Provided records:
..............................

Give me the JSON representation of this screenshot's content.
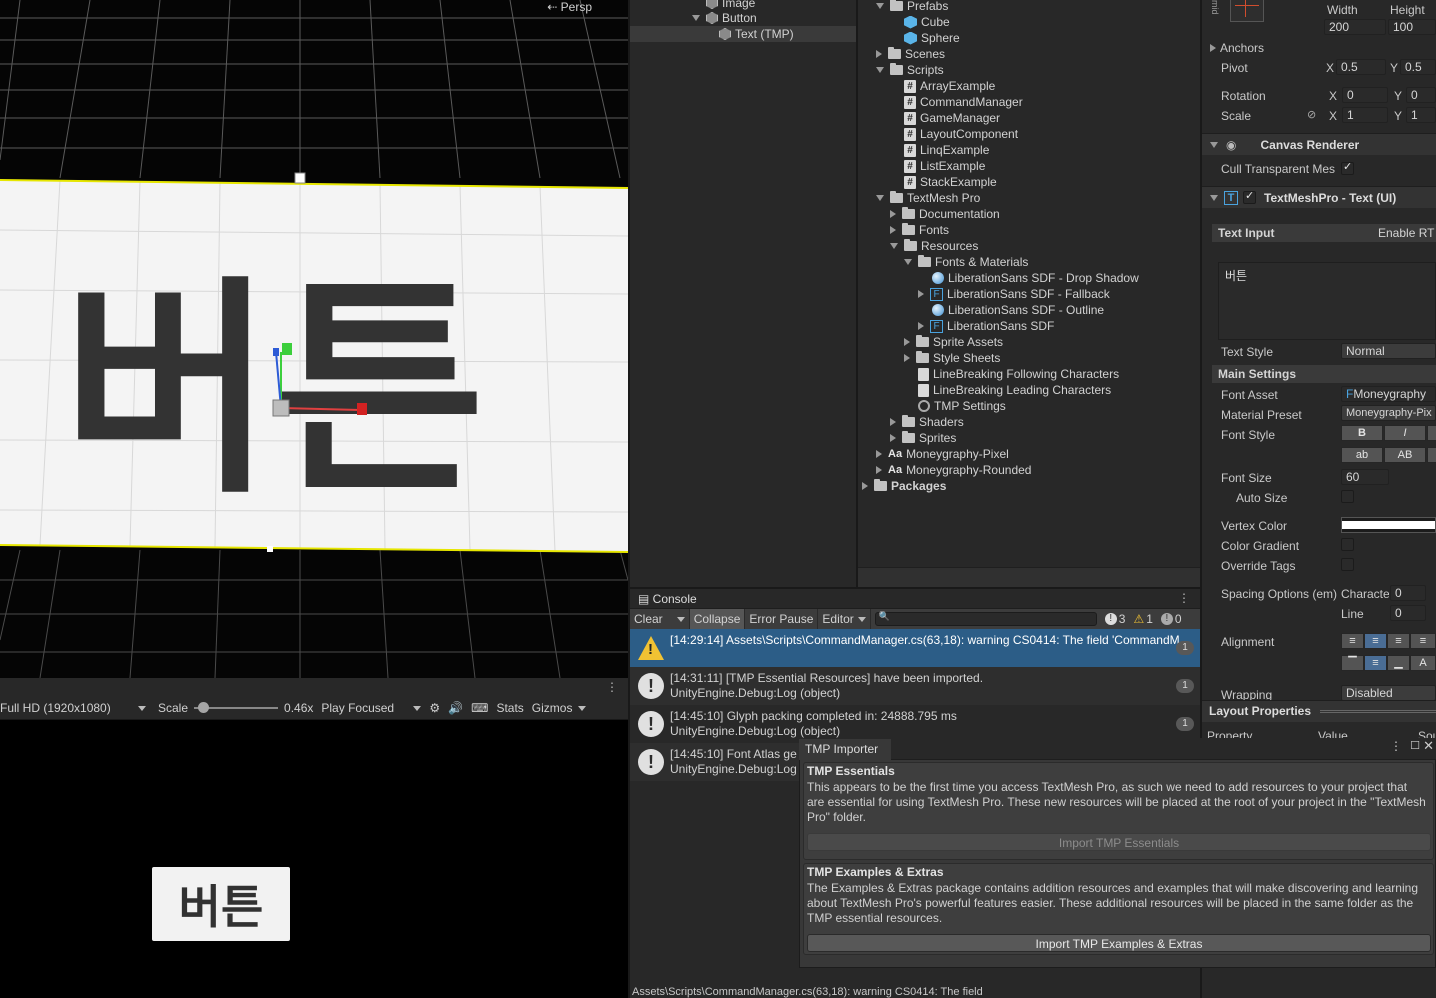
{
  "scene": {
    "projection_label": "Persp",
    "glyph_text": "버튼"
  },
  "game_toolbar": {
    "resolution": "Full HD (1920x1080)",
    "scale_label": "Scale",
    "scale_value": "0.46x",
    "play_mode": "Play Focused",
    "stats": "Stats",
    "gizmos": "Gizmos"
  },
  "game_view": {
    "button_text": "버튼"
  },
  "hierarchy": {
    "items": [
      {
        "label": "Image"
      },
      {
        "label": "Button"
      },
      {
        "label": "Text (TMP)"
      }
    ]
  },
  "project": {
    "items": [
      {
        "label": "Prefabs"
      },
      {
        "label": "Cube"
      },
      {
        "label": "Sphere"
      },
      {
        "label": "Scenes"
      },
      {
        "label": "Scripts"
      },
      {
        "label": "ArrayExample"
      },
      {
        "label": "CommandManager"
      },
      {
        "label": "GameManager"
      },
      {
        "label": "LayoutComponent"
      },
      {
        "label": "LinqExample"
      },
      {
        "label": "ListExample"
      },
      {
        "label": "StackExample"
      },
      {
        "label": "TextMesh Pro"
      },
      {
        "label": "Documentation"
      },
      {
        "label": "Fonts"
      },
      {
        "label": "Resources"
      },
      {
        "label": "Fonts & Materials"
      },
      {
        "label": "LiberationSans SDF - Drop Shadow"
      },
      {
        "label": "LiberationSans SDF - Fallback"
      },
      {
        "label": "LiberationSans SDF - Outline"
      },
      {
        "label": "LiberationSans SDF"
      },
      {
        "label": "Sprite Assets"
      },
      {
        "label": "Style Sheets"
      },
      {
        "label": "LineBreaking Following Characters"
      },
      {
        "label": "LineBreaking Leading Characters"
      },
      {
        "label": "TMP Settings"
      },
      {
        "label": "Shaders"
      },
      {
        "label": "Sprites"
      },
      {
        "label": "Moneygraphy-Pixel"
      },
      {
        "label": "Moneygraphy-Rounded"
      },
      {
        "label": "Packages"
      }
    ]
  },
  "console": {
    "tab_label": "Console",
    "toolbar": {
      "clear": "Clear",
      "collapse": "Collapse",
      "error_pause": "Error Pause",
      "editor": "Editor",
      "info_count": "3",
      "warn_count": "1",
      "error_count": "0"
    },
    "logs": [
      {
        "line1": "[14:29:14] Assets\\Scripts\\CommandManager.cs(63,18): warning CS0414: The field 'CommandManager",
        "line2": "",
        "count": "1",
        "type": "warning"
      },
      {
        "line1": "[14:31:11] [TMP Essential Resources] have been imported.",
        "line2": "UnityEngine.Debug:Log (object)",
        "count": "1",
        "type": "info"
      },
      {
        "line1": "[14:45:10] Glyph packing completed in: 24888.795 ms",
        "line2": "UnityEngine.Debug:Log (object)",
        "count": "1",
        "type": "info"
      },
      {
        "line1": "[14:45:10] Font Atlas ge",
        "line2": "UnityEngine.Debug:Log",
        "count": "",
        "type": "info"
      }
    ],
    "status": "Assets\\Scripts\\CommandManager.cs(63,18): warning CS0414: The field"
  },
  "inspector": {
    "rect": {
      "width_label": "Width",
      "height_label": "Height",
      "width": "200",
      "height": "100",
      "anchors": "Anchors",
      "pivot": "Pivot",
      "pivot_x": "0.5",
      "pivot_y": "0.5",
      "rotation": "Rotation",
      "rot_x": "0",
      "rot_y": "0",
      "scale": "Scale",
      "scale_x": "1",
      "scale_y": "1",
      "x": "X",
      "y": "Y"
    },
    "canvas_renderer": {
      "title": "Canvas Renderer",
      "cull": "Cull Transparent Mes"
    },
    "tmp": {
      "title": "TextMeshPro - Text (UI)",
      "text_input": "Text Input",
      "enable_rtl": "Enable RT",
      "text_value": "버튼",
      "text_style_label": "Text Style",
      "text_style": "Normal",
      "main_settings": "Main Settings",
      "font_asset_label": "Font Asset",
      "font_asset": "Moneygraphy",
      "material_preset_label": "Material Preset",
      "material_preset": "Moneygraphy-Pix",
      "font_style_label": "Font Style",
      "fs_b": "B",
      "fs_i": "I",
      "fs_ab": "ab",
      "fs_AB": "AB",
      "font_size_label": "Font Size",
      "font_size": "60",
      "auto_size": "Auto Size",
      "vertex_color": "Vertex Color",
      "color_gradient": "Color Gradient",
      "override_tags": "Override Tags",
      "spacing_label": "Spacing Options (em)",
      "character": "Characte",
      "spacing_char": "0",
      "line_label": "Line",
      "spacing_line": "0",
      "alignment": "Alignment",
      "wrapping_label": "Wrapping",
      "wrapping": "Disabled"
    },
    "layout_properties": "Layout Properties",
    "property_col": "Property",
    "value_col": "Value",
    "source_col": "Sou"
  },
  "tmp_importer": {
    "tab": "TMP Importer",
    "essentials_title": "TMP Essentials",
    "essentials_desc": "This appears to be the first time you access TextMesh Pro, as such we need to add resources to your project that are essential for using TextMesh Pro. These new resources will be placed at the root of your project in the \"TextMesh Pro\" folder.",
    "essentials_button": "Import TMP Essentials",
    "extras_title": "TMP Examples & Extras",
    "extras_desc": "The Examples & Extras package contains addition resources and examples that will make discovering and learning about TextMesh Pro's powerful features easier. These additional resources will be placed in the same folder as the TMP essential resources.",
    "extras_button": "Import TMP Examples & Extras"
  }
}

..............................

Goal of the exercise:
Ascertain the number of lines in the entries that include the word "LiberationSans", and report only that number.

Problem solution:
4